Since Alexis de Tocqueville's seminal work on American democracy, no one has attempted to diagnose the current state of democracy in the United States. Democracy in America (Authorhouse, $25.20) is a modest attempt to do such an update, based on both democratic theory and the author's actual practice in governing Miami for three terms. Xavier Suarez reports from his perspective as an immigrant, but also from the perspective of a trial lawyer, college professor and politician with half a century of being fully immersed in the American experience.
Under the Yarmulke: Tales of Faith, Fun and Football (Chai Books, $15) isan inspiring and touching collection of stories, lessons and jokes by world-renown rabbi and global leader of interfaith relations, Rabbi Solomon Schiff. In this long-awaited memoir, Sol Schiff recaptures his remarkable journey from local cantor in a Bronx Synagogue to internationally recognized rabbi, whose devotion to community service and interfaith relations has made him a beacon of inspiration for millions of all faiths. He has shared thoughts with five American presidents, three Israeli Prime Ministers, two Popes and the Dalai Lama, along the way collecting a treasure chest of memories.

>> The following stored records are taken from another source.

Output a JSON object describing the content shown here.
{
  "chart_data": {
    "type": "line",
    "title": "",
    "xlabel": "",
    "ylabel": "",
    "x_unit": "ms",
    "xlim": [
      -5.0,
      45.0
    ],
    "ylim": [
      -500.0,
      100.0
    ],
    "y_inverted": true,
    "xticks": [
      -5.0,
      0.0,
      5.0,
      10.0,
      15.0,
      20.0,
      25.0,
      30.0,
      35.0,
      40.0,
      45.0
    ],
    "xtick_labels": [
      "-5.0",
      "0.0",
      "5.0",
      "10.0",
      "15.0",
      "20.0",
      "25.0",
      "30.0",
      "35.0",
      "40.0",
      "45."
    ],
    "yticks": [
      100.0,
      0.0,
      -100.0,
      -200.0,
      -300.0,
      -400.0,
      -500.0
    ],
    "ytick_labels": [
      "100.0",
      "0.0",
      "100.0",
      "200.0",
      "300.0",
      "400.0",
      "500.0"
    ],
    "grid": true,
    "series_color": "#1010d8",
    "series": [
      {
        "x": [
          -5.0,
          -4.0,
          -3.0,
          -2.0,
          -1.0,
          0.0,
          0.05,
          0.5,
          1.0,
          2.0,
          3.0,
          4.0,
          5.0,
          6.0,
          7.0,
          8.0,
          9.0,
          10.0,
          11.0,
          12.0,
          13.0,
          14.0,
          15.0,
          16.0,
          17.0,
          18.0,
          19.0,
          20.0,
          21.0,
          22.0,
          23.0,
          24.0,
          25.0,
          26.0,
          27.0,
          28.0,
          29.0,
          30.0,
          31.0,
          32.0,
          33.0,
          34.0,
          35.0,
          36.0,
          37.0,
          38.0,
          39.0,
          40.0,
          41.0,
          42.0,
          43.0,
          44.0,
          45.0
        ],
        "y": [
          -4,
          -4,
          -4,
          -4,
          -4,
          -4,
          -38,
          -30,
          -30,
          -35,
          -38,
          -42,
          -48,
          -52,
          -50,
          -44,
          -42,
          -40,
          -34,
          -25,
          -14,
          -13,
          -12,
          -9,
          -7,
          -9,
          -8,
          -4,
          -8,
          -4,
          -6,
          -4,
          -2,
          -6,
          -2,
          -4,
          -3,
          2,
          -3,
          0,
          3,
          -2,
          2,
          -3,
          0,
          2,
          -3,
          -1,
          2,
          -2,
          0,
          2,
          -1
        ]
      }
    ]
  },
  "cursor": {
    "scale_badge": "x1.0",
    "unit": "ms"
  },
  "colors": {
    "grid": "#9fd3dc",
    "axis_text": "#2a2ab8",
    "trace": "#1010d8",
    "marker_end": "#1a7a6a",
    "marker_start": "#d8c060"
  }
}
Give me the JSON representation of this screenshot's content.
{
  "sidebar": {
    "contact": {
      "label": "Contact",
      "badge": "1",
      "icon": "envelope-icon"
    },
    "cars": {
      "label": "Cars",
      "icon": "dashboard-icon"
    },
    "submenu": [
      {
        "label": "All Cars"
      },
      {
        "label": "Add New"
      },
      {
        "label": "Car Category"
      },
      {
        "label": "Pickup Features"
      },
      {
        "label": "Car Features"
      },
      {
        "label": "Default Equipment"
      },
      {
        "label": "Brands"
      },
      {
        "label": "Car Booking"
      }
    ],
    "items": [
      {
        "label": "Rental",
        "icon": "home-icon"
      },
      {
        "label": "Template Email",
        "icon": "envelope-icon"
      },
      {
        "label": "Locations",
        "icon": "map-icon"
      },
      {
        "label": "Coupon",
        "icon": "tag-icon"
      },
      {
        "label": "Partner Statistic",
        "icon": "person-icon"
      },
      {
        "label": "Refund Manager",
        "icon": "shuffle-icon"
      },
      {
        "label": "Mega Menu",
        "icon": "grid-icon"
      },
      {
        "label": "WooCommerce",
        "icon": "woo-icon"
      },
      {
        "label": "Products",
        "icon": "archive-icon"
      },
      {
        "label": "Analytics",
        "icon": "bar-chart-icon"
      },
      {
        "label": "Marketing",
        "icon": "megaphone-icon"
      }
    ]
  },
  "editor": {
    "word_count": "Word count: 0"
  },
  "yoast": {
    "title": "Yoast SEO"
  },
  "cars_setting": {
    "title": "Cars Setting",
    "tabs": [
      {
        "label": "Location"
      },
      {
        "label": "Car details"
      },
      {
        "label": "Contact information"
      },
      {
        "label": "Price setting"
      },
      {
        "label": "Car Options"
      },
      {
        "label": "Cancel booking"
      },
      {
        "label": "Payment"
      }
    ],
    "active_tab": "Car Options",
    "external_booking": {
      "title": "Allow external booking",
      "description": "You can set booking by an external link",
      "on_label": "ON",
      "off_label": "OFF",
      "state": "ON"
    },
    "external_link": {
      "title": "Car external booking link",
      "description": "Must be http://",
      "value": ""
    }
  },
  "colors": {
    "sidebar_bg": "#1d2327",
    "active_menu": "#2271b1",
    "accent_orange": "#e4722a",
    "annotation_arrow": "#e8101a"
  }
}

Harriet Hubbard Ayer established Récamier Preparations, Inc. in 1883, the earliest cosmetic company owned and operated by a woman. First with her creams and balms and then with her words about women’s health and beauty, she influenced several generations of women to look and feel good about themselves. After being committed to an insane asylum, this former Chicago socialite reinvented herself as the highest paid newspaperwoman in the United States, editing the women’s pages of Joseph Pulitzer’s New York World. In Dispensing Beauty in New York & Beyond (History Press, $21.99), Annette Blaugrund presents Harriet’s story as never before heard.